SFS: What is your favorite type of music/music to play?

SG: I started DJ'ing downtempo while loving progressive trance, then started playing out breaks in one world, and progressive in another -- and have morphed into genre hopping best personified by the tech funk sound, combining elements of house, techno, electro and break beat. Lately, I've been really into the indie/'nu-disco' sound fusing sound vocabulary of rock and punk into dance music; appeals to my rocker roots. However, I still keep my ear to the progressive sound I came into the scene hearing for those nights I get to open for the likes of Tiesto, Armin Van Buuren, etc.

SFS: What do you like most about the underground/burner scene?

SG: The creative spirit, community vibe, and the 3 F's: friendliness, funkiness and freakiness.

SFS: What inspires you to continuously revolutionize your music? Is it the crowd or the sound systems in clubs...?

SG: I've been at it now for nine years, with Opel Productions and the Opulent Temple camp at Burning Man for almost seven. To stay fresh you have to evolve and adjust to what's happening, but I think it's also in the nature of our scene to always look to the horizon. There is small value on playing out the same shit, but instead an interest in new sounds and new music and that necessitates not getting too static. We've been unique in our ability to jump from venue to venue over the years based on what's hot and our mood so as not to be tied down to any one place and I think this has helped a lot as well.

SFS: What are some of your favorite local venues to play?

SG: Mighty and Ruby Skye's main rooms are both great in their own ways, the catacombs at Temple are nice and dark, the End Up in the pre-dawn hours is always solid, and of course there's nothing like playing a flame throwing DJ booth at Opulent Temple at Burning Man.

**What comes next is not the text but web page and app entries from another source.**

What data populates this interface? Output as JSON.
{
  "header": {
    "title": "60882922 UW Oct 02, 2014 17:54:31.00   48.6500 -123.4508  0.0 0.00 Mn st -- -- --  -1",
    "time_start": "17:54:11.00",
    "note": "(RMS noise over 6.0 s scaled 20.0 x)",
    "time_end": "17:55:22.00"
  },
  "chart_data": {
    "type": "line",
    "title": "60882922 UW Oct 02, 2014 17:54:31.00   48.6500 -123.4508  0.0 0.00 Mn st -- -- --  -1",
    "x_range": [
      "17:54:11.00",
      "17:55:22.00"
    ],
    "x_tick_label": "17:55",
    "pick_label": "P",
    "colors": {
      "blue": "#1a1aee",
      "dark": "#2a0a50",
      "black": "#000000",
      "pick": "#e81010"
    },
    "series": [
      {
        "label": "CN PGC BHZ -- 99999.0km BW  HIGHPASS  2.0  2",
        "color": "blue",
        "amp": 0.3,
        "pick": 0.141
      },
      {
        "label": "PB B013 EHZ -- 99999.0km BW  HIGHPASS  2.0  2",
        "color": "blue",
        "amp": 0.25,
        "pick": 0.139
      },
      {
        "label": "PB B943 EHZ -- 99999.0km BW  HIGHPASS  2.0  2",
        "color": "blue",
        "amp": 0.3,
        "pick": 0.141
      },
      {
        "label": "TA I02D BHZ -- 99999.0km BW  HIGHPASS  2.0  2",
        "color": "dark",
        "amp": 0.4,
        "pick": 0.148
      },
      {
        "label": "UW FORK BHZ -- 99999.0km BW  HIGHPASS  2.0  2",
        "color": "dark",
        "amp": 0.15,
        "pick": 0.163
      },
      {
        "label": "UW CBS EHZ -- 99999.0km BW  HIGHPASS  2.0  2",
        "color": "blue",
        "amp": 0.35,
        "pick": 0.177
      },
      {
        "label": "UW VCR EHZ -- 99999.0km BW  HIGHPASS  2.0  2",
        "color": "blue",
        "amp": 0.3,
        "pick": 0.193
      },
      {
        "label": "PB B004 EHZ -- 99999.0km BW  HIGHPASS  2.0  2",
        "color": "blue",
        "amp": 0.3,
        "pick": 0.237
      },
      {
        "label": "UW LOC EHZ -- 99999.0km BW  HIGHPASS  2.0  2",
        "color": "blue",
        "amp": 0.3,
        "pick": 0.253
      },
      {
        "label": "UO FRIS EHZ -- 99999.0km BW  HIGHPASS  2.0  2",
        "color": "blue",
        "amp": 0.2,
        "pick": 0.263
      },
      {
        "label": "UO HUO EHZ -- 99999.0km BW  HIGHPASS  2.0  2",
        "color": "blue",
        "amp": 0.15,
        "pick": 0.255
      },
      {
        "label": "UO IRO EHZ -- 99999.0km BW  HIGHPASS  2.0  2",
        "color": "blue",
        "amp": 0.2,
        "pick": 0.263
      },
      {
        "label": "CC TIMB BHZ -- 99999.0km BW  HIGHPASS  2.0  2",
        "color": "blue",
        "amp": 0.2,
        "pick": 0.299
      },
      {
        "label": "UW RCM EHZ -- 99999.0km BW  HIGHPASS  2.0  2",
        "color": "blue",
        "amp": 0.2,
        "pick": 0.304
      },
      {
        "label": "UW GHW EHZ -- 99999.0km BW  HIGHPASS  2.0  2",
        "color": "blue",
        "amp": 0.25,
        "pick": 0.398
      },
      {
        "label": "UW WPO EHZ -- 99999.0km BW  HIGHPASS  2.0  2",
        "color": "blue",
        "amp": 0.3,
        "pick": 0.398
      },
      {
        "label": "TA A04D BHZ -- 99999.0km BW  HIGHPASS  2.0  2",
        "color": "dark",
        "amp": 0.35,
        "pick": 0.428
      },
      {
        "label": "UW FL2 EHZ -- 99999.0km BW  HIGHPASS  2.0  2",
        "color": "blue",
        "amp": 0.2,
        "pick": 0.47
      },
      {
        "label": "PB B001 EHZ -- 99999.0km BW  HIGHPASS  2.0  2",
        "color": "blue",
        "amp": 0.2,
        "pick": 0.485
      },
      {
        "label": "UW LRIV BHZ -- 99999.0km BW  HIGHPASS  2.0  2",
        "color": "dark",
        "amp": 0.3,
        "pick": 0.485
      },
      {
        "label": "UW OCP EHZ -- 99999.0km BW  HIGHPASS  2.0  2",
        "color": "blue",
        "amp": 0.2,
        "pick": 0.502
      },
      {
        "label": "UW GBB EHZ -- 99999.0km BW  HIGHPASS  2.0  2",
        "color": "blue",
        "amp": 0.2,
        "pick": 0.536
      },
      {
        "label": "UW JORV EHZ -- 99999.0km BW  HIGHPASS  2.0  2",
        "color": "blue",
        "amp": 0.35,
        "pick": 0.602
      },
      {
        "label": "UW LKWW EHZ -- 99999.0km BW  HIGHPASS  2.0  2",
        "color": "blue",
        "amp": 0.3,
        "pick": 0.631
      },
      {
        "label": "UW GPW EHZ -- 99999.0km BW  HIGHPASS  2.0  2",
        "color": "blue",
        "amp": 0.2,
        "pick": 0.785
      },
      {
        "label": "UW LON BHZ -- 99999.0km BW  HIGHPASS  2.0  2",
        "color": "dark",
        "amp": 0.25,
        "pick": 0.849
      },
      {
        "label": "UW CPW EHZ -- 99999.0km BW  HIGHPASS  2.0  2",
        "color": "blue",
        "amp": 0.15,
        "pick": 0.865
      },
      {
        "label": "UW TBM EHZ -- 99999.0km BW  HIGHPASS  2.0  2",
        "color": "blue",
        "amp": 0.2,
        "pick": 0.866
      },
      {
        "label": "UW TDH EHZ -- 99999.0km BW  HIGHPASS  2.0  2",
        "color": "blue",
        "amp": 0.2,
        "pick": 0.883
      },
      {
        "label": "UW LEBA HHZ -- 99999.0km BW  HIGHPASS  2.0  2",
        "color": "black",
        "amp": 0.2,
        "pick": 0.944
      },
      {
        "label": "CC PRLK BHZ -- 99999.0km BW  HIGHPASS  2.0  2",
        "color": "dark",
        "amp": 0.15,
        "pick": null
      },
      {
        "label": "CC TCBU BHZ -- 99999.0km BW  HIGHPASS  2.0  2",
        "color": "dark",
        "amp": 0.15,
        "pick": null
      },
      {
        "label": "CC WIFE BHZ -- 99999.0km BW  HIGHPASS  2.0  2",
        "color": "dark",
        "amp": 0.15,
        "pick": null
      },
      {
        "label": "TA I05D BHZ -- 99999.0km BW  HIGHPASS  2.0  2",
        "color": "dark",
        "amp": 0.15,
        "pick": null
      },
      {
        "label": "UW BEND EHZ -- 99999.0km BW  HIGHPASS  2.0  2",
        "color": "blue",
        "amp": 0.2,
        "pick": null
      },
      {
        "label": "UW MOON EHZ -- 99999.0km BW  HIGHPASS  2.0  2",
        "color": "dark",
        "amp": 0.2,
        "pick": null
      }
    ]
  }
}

SFS: Since you have been in the San Francisco scene for so long, what changes do you predict and what has been the biggest change in the dance scene in the past few years?

SG: That's a tough one; I wrote a random column on the Opel site about this once and got a lot of shit for being too frank with my opinions. Well, it was also probably because I said that dubstep sucks my ass. . .There's no way the economic downturn won't have an effect on people's discretionary income to spend on clubbing in the near future. This might help the cheaper, smaller and underground parties that can keep the door low because they can run a bar. We have a unique continuity based on the community aspect that will help the community based collectives where people will go out just to see each other, but those aren't commercially viable for the big clubs that have to fill their parties and so might have to diversify more to bring in the crowds. I'd like to see more new blood from up and coming promoters and DJ's hungry to make their mark as people like me age out of the intense pace I've kept over the years.

SFS: Is it difficult to transition from your day job into a DJ in the night scene?

SG: Not really, been doing the 2 lives thing since I started. It's refreshing to change hats in both directions; I wouldn't want to do just one.

SFS: Favorite quote to keep you going each day?

SG: Happiness is a clear mind and an open heart.

To explore your horizons, and download sets from Syd Gris, click: